**Prompt:** Your task is to copy every entry exactly.

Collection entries
+===+
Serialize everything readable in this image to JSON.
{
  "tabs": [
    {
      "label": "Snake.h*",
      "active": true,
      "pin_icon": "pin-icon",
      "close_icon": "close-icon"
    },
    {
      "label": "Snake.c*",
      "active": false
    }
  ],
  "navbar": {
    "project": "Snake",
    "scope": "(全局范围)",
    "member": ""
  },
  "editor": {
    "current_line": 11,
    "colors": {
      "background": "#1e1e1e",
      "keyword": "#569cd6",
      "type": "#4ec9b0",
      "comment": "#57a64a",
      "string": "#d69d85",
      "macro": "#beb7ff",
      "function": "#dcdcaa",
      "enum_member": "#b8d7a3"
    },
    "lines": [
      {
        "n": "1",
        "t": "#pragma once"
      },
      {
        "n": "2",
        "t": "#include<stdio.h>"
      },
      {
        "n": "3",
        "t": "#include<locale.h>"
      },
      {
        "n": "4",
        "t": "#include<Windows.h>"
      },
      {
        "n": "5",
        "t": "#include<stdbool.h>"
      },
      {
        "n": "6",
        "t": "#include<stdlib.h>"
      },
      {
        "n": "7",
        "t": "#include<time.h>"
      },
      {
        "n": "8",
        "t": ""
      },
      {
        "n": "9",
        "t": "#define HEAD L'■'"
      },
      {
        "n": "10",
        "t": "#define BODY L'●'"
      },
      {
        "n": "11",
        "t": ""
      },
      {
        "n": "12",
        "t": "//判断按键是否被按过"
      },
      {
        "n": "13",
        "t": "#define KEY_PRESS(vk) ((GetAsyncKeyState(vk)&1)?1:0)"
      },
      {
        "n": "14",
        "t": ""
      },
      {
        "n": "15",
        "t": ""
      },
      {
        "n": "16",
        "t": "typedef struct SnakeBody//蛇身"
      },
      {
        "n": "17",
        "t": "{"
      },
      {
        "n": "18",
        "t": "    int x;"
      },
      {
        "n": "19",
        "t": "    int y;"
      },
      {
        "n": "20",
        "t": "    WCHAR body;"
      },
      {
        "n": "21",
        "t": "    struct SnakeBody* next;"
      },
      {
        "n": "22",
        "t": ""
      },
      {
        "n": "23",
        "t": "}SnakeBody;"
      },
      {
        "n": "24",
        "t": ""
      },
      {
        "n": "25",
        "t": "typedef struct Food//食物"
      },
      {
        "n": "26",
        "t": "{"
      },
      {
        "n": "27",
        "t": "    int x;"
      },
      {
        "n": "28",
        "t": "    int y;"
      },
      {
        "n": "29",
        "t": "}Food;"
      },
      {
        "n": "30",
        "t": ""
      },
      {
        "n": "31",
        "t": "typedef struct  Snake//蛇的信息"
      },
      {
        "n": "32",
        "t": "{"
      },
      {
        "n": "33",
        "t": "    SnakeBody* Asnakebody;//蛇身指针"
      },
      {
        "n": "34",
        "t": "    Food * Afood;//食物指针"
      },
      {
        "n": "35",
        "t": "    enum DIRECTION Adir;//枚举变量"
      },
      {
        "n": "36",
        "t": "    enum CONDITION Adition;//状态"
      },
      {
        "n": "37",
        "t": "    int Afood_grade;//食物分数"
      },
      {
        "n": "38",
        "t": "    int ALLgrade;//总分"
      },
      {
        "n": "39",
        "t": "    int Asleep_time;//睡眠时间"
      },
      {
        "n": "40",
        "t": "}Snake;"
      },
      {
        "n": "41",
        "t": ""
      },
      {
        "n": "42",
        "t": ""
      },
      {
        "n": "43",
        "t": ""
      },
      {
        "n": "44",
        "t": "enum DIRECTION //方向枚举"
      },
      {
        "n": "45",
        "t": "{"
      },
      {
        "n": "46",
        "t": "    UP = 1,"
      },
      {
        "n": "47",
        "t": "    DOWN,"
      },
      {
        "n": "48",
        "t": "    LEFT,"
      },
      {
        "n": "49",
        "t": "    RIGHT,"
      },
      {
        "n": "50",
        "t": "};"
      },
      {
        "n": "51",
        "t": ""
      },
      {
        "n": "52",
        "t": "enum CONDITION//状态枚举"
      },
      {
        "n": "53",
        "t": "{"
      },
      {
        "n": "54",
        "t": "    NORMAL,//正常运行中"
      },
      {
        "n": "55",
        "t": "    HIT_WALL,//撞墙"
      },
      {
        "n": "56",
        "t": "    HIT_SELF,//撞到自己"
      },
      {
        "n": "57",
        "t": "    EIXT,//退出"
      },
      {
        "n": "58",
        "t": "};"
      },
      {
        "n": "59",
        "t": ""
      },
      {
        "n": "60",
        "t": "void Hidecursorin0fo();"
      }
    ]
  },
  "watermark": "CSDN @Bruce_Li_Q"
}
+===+
**Solution to this exercise:**
Serialize everything readable in this image to JSON.
{
  "tabs": [
    {
      "label": "Snake.h*",
      "active": true,
      "pin_icon": "pin-icon",
      "close_icon": "close-icon"
    },
    {
      "label": "Snake.c*",
      "active": false
    }
  ],
  "navbar": {
    "project": "Snake",
    "scope": "(全局范围)",
    "member": ""
  },
  "editor": {
    "current_line": 11,
    "colors": {
      "background": "#1e1e1e",
      "keyword": "#569cd6",
      "type": "#4ec9b0",
      "comment": "#57a64a",
      "string": "#d69d85",
      "macro": "#beb7ff",
      "function": "#dcdcaa",
      "enum_member": "#b8d7a3"
    },
    "lines": [
      {
        "n": "1",
        "t": "#pragma once"
      },
      {
        "n": "2",
        "t": "#include<stdio.h>"
      },
      {
        "n": "3",
        "t": "#include<locale.h>"
      },
      {
        "n": "4",
        "t": "#include<Windows.h>"
      },
      {
        "n": "5",
        "t": "#include<stdbool.h>"
      },
      {
        "n": "6",
        "t": "#include<stdlib.h>"
      },
      {
        "n": "7",
        "t": "#include<time.h>"
      },
      {
        "n": "8",
        "t": ""
      },
      {
        "n": "9",
        "t": "#define HEAD L'■'"
      },
      {
        "n": "10",
        "t": "#define BODY L'●'"
      },
      {
        "n": "11",
        "t": ""
      },
      {
        "n": "12",
        "t": "//判断按键是否被按过"
      },
      {
        "n": "13",
        "t": "#define KEY_PRESS(vk) ((GetAsyncKeyState(vk)&1)?1:0)"
      },
      {
        "n": "14",
        "t": ""
      },
      {
        "n": "15",
        "t": ""
      },
      {
        "n": "16",
        "t": "typedef struct SnakeBody//蛇身"
      },
      {
        "n": "17",
        "t": "{"
      },
      {
        "n": "18",
        "t": "    int x;"
      },
      {
        "n": "19",
        "t": "    int y;"
      },
      {
        "n": "20",
        "t": "    WCHAR body;"
      },
      {
        "n": "21",
        "t": "    struct SnakeBody* next;"
      },
      {
        "n": "22",
        "t": ""
      },
      {
        "n": "23",
        "t": "}SnakeBody;"
      },
      {
        "n": "24",
        "t": ""
      },
      {
        "n": "25",
        "t": "typedef struct Food//食物"
      },
      {
        "n": "26",
        "t": "{"
      },
      {
        "n": "27",
        "t": "    int x;"
      },
      {
        "n": "28",
        "t": "    int y;"
      },
      {
        "n": "29",
        "t": "}Food;"
      },
      {
        "n": "30",
        "t": ""
      },
      {
        "n": "31",
        "t": "typedef struct  Snake//蛇的信息"
      },
      {
        "n": "32",
        "t": "{"
      },
      {
        "n": "33",
        "t": "    SnakeBody* Asnakebody;//蛇身指针"
      },
      {
        "n": "34",
        "t": "    Food * Afood;//食物指针"
      },
      {
        "n": "35",
        "t": "    enum DIRECTION Adir;//枚举变量"
      },
      {
        "n": "36",
        "t": "    enum CONDITION Adition;//状态"
      },
      {
        "n": "37",
        "t": "    int Afood_grade;//食物分数"
      },
      {
        "n": "38",
        "t": "    int ALLgrade;//总分"
      },
      {
        "n": "39",
        "t": "    int Asleep_time;//睡眠时间"
      },
      {
        "n": "40",
        "t": "}Snake;"
      },
      {
        "n": "41",
        "t": ""
      },
      {
        "n": "42",
        "t": ""
      },
      {
        "n": "43",
        "t": ""
      },
      {
        "n": "44",
        "t": "enum DIRECTION //方向枚举"
      },
      {
        "n": "45",
        "t": "{"
      },
      {
        "n": "46",
        "t": "    UP = 1,"
      },
      {
        "n": "47",
        "t": "    DOWN,"
      },
      {
        "n": "48",
        "t": "    LEFT,"
      },
      {
        "n": "49",
        "t": "    RIGHT,"
      },
      {
        "n": "50",
        "t": "};"
      },
      {
        "n": "51",
        "t": ""
      },
      {
        "n": "52",
        "t": "enum CONDITION//状态枚举"
      },
      {
        "n": "53",
        "t": "{"
      },
      {
        "n": "54",
        "t": "    NORMAL,//正常运行中"
      },
      {
        "n": "55",
        "t": "    HIT_WALL,//撞墙"
      },
      {
        "n": "56",
        "t": "    HIT_SELF,//撞到自己"
      },
      {
        "n": "57",
        "t": "    EIXT,//退出"
      },
      {
        "n": "58",
        "t": "};"
      },
      {
        "n": "59",
        "t": ""
      },
      {
        "n": "60",
        "t": "void Hidecursorin0fo();"
      }
    ]
  },
  "watermark": "CSDN @Bruce_Li_Q"
}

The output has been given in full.